● **Extracted records**
####################

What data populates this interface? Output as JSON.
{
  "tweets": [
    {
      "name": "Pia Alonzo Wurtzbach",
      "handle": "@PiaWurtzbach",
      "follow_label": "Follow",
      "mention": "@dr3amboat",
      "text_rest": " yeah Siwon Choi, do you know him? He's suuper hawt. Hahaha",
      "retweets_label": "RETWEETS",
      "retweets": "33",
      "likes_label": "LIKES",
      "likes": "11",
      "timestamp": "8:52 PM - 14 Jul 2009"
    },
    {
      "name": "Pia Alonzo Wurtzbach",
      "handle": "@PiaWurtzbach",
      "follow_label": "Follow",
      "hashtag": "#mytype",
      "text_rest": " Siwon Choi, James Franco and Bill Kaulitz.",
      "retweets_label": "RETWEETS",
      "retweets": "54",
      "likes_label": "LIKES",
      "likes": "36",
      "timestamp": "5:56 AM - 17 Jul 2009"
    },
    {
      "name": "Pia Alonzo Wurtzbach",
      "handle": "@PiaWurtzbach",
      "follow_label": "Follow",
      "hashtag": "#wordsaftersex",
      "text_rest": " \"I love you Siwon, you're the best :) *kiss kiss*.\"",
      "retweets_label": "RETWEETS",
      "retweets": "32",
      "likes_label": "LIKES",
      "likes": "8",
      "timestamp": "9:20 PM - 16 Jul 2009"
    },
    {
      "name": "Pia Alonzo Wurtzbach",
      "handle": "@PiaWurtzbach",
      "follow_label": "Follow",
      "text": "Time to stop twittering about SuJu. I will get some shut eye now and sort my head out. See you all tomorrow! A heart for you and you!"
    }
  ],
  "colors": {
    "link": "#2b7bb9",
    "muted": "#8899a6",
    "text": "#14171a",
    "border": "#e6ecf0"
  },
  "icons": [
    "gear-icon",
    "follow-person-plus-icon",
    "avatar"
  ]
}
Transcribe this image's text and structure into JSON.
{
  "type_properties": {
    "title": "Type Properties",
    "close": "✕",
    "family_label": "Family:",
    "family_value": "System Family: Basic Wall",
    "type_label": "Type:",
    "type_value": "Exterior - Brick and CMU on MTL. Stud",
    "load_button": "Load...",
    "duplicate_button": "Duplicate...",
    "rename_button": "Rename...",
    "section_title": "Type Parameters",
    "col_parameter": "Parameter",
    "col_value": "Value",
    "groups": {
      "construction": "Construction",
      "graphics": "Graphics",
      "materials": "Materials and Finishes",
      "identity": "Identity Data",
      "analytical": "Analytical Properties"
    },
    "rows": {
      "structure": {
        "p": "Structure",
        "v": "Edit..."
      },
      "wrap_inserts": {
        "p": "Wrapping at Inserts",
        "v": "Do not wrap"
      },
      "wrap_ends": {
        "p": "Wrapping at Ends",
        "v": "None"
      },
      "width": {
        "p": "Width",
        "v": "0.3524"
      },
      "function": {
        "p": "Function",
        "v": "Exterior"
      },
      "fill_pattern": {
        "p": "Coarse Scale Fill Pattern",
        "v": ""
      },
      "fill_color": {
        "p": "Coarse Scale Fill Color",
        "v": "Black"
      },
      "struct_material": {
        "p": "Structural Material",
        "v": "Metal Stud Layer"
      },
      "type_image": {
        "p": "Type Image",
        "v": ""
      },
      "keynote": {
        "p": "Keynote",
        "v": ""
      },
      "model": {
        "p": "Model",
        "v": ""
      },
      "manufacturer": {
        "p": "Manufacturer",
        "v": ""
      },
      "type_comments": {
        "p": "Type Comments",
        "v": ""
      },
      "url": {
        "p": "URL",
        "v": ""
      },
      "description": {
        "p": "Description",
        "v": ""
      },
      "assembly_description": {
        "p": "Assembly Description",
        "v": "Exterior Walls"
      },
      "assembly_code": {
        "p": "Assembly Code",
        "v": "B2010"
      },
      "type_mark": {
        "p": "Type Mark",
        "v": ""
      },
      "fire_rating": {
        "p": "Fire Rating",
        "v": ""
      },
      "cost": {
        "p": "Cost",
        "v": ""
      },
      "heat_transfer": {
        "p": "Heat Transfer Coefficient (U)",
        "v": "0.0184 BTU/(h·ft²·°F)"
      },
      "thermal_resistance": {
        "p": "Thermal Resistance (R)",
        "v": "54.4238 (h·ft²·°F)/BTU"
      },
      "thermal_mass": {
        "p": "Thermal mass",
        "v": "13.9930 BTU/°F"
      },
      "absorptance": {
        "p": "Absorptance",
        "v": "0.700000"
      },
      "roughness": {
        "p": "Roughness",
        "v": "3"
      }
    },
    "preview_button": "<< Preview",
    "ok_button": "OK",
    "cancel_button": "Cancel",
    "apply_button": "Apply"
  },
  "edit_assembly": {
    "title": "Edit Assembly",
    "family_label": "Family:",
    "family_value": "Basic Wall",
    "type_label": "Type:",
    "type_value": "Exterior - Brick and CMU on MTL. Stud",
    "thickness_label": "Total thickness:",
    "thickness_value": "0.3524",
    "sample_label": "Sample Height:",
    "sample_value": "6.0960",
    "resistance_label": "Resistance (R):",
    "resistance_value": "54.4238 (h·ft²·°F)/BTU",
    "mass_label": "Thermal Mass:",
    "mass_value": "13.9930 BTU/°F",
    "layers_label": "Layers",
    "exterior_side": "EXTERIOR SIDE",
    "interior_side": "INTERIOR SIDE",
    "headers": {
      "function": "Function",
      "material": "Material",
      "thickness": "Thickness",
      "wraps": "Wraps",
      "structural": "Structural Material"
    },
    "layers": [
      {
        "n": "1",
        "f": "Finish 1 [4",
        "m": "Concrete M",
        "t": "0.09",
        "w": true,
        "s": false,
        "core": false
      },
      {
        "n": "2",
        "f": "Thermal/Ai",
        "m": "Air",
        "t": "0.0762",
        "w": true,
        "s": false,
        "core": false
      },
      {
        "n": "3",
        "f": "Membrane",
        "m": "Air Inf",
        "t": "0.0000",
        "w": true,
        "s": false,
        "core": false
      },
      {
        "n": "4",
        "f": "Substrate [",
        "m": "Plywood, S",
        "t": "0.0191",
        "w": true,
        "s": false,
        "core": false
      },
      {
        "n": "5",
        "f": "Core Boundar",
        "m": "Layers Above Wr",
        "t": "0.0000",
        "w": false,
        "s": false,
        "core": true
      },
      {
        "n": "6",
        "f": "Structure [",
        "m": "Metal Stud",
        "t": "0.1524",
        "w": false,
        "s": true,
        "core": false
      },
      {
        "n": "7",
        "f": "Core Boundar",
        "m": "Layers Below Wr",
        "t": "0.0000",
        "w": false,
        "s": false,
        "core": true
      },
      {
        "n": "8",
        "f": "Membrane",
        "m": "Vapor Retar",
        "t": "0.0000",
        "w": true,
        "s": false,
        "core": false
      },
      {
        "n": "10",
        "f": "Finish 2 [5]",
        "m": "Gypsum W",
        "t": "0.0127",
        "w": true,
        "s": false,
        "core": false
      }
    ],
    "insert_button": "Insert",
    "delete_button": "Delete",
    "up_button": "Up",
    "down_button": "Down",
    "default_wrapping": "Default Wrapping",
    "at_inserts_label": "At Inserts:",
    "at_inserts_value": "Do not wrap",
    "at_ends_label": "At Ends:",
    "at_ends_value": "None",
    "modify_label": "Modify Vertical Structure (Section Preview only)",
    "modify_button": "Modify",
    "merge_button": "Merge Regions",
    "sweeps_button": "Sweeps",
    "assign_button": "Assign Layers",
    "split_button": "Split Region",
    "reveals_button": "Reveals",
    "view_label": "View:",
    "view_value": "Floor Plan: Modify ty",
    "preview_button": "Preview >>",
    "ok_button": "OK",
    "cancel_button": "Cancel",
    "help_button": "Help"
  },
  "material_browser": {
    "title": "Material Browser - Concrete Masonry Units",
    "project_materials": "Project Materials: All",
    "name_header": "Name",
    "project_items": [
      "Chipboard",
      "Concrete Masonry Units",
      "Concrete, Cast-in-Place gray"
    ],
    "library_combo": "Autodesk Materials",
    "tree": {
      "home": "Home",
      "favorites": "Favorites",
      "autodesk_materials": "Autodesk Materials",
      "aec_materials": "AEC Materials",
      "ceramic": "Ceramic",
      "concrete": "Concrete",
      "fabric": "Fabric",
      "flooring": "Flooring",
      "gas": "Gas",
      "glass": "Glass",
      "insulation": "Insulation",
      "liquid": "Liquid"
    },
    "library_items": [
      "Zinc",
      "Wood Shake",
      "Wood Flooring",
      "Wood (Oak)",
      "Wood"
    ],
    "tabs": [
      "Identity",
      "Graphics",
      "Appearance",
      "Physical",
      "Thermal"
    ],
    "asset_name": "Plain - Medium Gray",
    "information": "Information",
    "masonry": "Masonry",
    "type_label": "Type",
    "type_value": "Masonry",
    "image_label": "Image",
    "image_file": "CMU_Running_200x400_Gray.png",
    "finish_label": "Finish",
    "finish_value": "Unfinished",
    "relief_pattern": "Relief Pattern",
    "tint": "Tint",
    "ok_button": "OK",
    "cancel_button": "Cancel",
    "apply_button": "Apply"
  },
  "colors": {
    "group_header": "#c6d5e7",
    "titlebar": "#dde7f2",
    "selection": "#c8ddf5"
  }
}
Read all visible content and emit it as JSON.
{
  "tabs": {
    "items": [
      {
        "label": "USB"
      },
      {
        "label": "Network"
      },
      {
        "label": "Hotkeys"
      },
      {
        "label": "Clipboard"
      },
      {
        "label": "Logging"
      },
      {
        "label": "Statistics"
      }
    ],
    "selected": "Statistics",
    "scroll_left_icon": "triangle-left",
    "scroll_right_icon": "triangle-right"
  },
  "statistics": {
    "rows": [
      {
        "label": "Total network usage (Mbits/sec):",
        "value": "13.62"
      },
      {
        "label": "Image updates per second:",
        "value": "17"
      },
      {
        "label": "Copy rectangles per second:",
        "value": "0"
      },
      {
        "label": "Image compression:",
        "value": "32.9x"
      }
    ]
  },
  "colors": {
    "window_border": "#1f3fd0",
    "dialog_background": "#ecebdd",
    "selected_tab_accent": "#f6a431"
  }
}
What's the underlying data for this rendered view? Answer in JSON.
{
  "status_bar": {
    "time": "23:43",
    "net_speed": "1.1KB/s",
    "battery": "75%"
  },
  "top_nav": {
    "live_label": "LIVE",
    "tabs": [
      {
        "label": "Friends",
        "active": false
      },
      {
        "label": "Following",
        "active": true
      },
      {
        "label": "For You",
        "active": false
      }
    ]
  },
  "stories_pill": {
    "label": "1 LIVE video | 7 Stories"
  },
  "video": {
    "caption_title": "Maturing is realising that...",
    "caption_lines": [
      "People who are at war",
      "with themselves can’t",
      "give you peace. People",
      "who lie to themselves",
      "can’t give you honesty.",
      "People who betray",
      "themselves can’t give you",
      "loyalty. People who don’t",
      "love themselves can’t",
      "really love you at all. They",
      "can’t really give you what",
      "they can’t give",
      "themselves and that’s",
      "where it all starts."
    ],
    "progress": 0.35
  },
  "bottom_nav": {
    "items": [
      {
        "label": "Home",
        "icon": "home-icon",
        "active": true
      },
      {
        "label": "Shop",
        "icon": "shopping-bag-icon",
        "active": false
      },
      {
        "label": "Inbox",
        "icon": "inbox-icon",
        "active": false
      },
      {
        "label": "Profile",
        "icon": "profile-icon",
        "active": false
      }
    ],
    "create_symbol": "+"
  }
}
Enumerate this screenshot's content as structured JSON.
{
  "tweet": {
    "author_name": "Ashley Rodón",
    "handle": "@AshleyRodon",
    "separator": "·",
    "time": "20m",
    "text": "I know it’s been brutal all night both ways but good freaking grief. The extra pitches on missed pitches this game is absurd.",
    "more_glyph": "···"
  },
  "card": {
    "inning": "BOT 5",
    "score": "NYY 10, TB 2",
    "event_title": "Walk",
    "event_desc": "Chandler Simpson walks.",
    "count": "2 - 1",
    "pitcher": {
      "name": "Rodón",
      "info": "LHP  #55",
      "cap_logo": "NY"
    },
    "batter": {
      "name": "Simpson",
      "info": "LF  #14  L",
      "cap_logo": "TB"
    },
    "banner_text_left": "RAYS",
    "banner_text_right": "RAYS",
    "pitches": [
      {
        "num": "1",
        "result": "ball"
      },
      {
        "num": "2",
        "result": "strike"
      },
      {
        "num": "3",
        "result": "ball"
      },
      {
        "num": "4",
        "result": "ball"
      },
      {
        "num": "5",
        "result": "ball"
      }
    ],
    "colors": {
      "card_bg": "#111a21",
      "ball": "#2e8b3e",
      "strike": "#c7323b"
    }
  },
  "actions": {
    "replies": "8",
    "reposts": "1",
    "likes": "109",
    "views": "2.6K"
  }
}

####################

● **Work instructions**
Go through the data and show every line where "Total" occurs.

● **Answer to this task**
    "thickness_label": "Total thickness:",
        "label": "Total network usage (Mbits/sec):",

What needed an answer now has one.